[Website and app data records]
◇ ◇ ◇ ◇ ◇
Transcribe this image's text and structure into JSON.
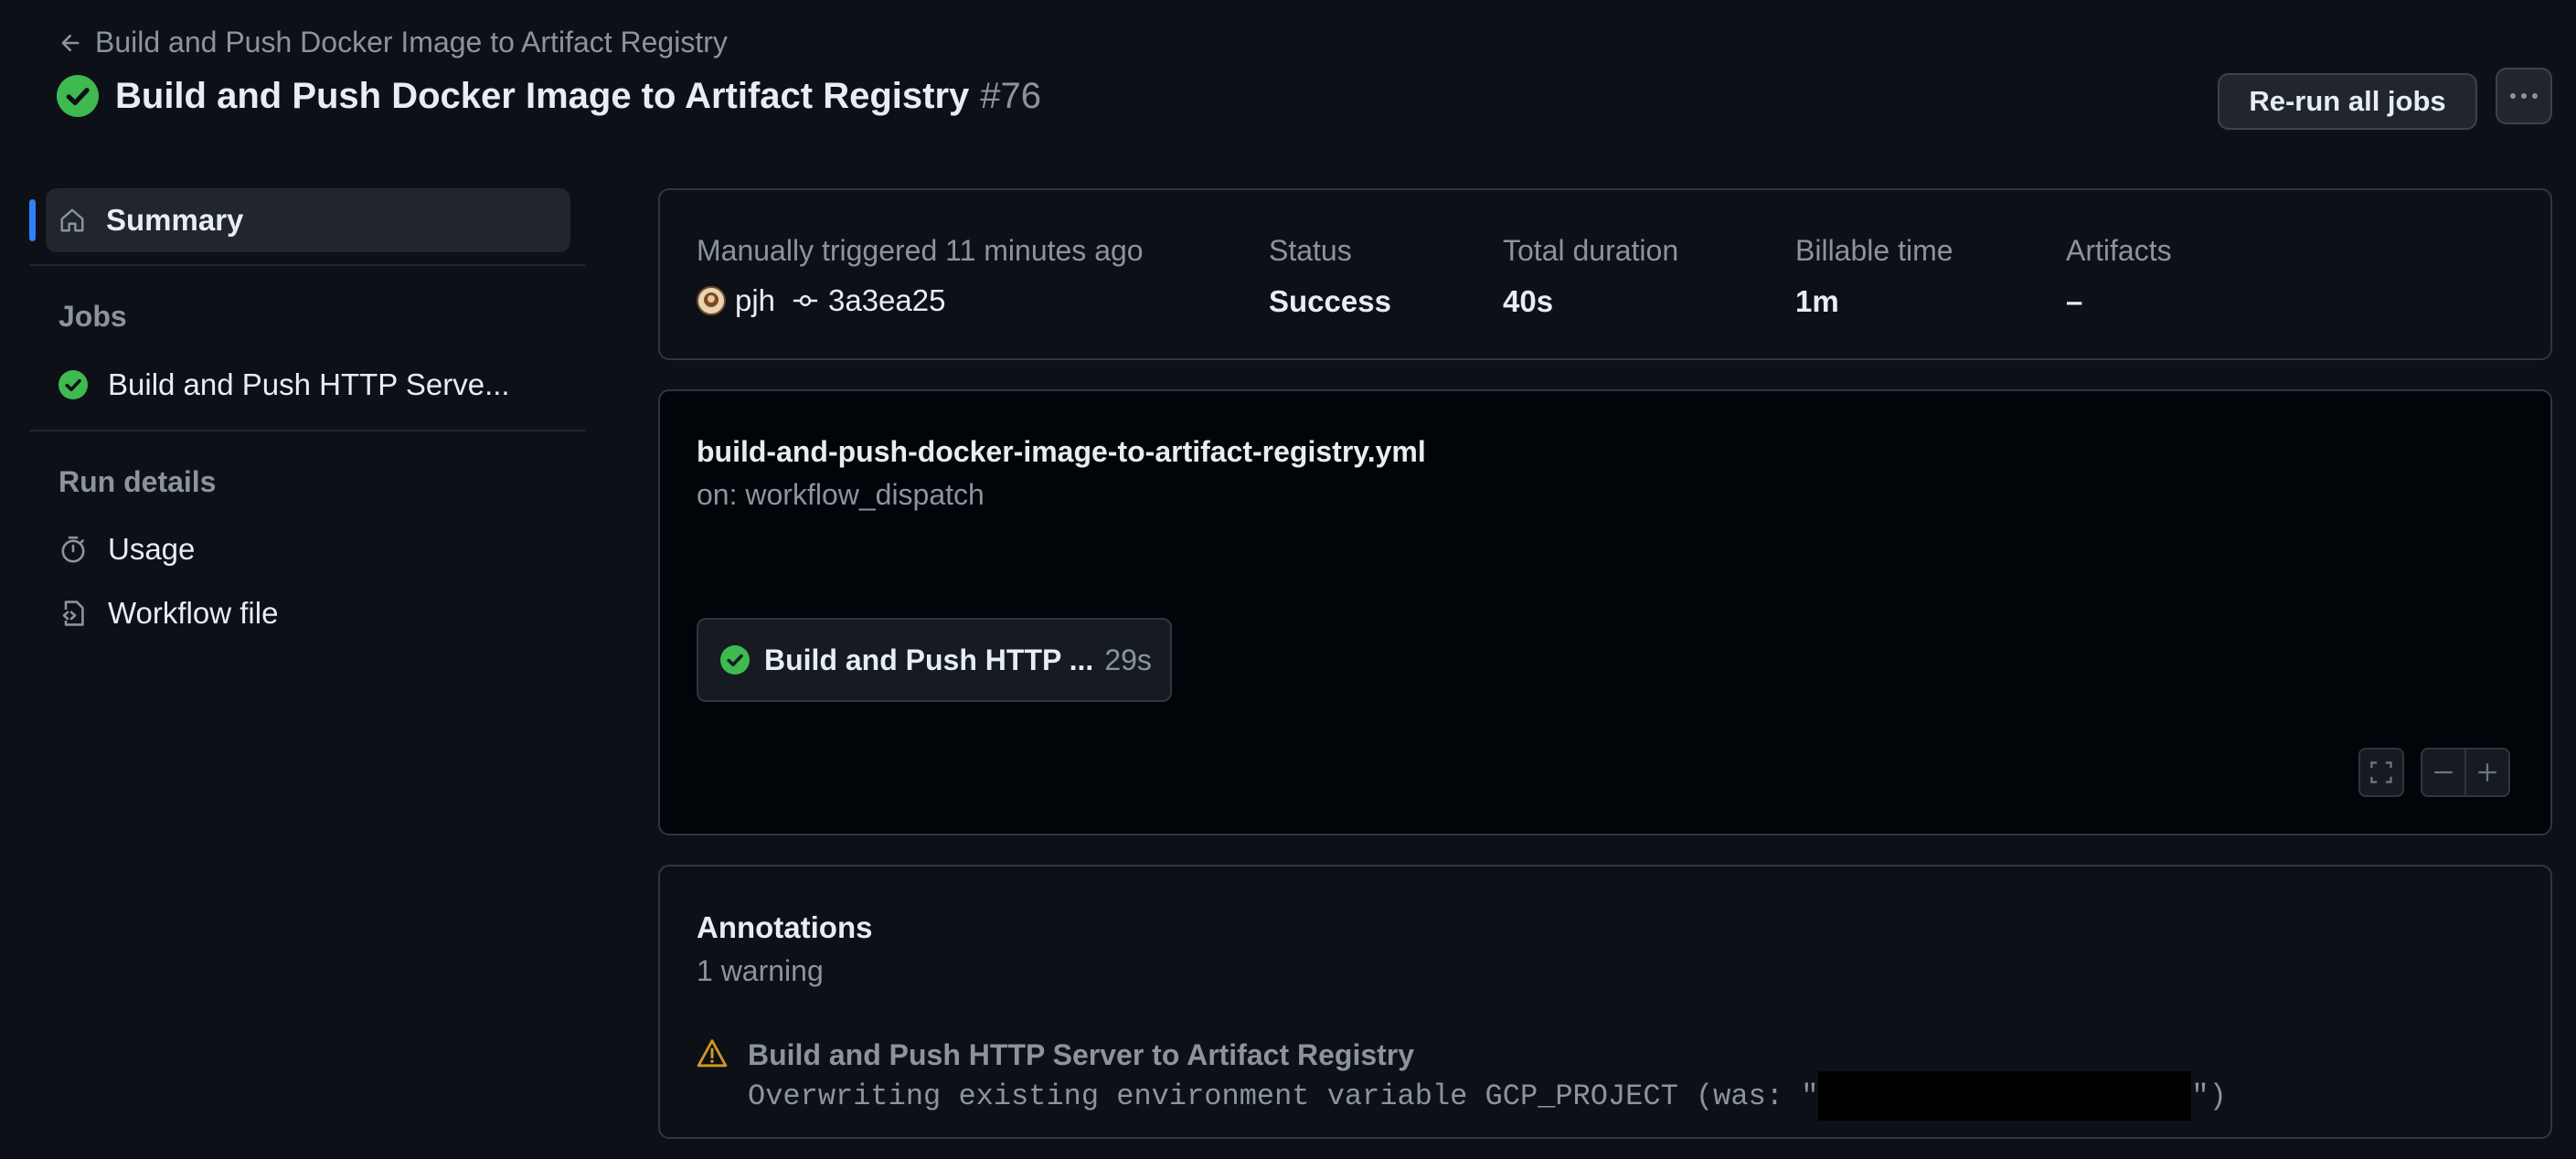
{
  "header": {
    "back_link": "Build and Push Docker Image to Artifact Registry",
    "title": "Build and Push Docker Image to Artifact Registry",
    "run_number": "#76",
    "rerun_button": "Re-run all jobs"
  },
  "sidebar": {
    "summary_label": "Summary",
    "jobs_heading": "Jobs",
    "jobs": [
      {
        "label": "Build and Push HTTP Serve..."
      }
    ],
    "run_details_heading": "Run details",
    "run_details": [
      {
        "label": "Usage",
        "icon": "stopwatch-icon"
      },
      {
        "label": "Workflow file",
        "icon": "file-code-icon"
      }
    ]
  },
  "summary": {
    "trigger_text": "Manually triggered 11 minutes ago",
    "actor": "pjh",
    "commit": "3a3ea25",
    "status_label": "Status",
    "status_value": "Success",
    "duration_label": "Total duration",
    "duration_value": "40s",
    "billable_label": "Billable time",
    "billable_value": "1m",
    "artifacts_label": "Artifacts",
    "artifacts_value": "–"
  },
  "workflow": {
    "file_name": "build-and-push-docker-image-to-artifact-registry.yml",
    "trigger": "on: workflow_dispatch",
    "job_name": "Build and Push HTTP ...",
    "job_duration": "29s"
  },
  "annotations": {
    "heading": "Annotations",
    "count_text": "1 warning",
    "items": [
      {
        "title": "Build and Push HTTP Server to Artifact Registry",
        "message_prefix": "Overwriting existing environment variable GCP_PROJECT (was: \"",
        "message_suffix": "\")"
      }
    ]
  },
  "colors": {
    "success": "#3fb950",
    "warning": "#d29922",
    "accent": "#2f81f7",
    "background": "#0d1117"
  }
}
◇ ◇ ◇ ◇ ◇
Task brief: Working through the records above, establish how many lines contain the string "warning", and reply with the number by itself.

Solution for this problem: 2